═════ Data section ═════
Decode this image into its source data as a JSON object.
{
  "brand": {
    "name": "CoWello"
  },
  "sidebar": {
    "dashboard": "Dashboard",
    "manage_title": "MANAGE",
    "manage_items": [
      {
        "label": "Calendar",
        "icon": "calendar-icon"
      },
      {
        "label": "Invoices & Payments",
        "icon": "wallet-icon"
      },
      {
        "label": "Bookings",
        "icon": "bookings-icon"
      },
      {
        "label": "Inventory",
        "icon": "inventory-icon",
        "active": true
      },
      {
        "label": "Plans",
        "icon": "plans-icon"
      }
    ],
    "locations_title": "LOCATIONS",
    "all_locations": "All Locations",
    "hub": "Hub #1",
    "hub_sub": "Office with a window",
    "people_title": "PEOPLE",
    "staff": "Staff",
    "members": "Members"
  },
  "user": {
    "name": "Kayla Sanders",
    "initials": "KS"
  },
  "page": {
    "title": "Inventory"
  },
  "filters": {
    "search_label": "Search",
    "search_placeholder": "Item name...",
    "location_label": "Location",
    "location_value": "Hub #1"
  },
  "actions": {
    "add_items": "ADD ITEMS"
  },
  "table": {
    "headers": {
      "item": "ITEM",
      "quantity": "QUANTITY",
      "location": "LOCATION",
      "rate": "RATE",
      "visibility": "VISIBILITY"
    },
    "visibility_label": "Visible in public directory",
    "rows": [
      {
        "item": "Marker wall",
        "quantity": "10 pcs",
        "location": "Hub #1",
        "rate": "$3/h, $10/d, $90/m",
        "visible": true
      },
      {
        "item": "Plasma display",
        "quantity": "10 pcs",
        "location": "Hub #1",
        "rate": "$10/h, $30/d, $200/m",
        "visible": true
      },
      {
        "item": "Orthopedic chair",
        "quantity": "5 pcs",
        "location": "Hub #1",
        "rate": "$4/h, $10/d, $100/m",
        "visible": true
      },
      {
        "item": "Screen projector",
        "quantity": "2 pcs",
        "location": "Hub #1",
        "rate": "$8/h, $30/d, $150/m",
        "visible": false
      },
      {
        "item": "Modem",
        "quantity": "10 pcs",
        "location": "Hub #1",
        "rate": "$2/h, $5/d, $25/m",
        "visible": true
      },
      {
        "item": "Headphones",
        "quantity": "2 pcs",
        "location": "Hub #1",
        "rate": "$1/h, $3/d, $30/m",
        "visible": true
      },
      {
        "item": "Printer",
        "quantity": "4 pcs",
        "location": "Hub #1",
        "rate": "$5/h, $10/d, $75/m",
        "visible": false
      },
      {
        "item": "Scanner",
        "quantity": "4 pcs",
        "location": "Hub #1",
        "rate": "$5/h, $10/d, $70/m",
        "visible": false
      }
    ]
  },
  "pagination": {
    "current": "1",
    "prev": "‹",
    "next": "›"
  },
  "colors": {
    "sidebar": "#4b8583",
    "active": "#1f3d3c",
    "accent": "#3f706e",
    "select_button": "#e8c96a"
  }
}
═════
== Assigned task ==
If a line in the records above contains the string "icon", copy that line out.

== Solution to the problem ==
        "icon": "calendar-icon"
        "icon": "wallet-icon"
        "icon": "bookings-icon"
        "icon": "inventory-icon",
        "icon": "plans-icon"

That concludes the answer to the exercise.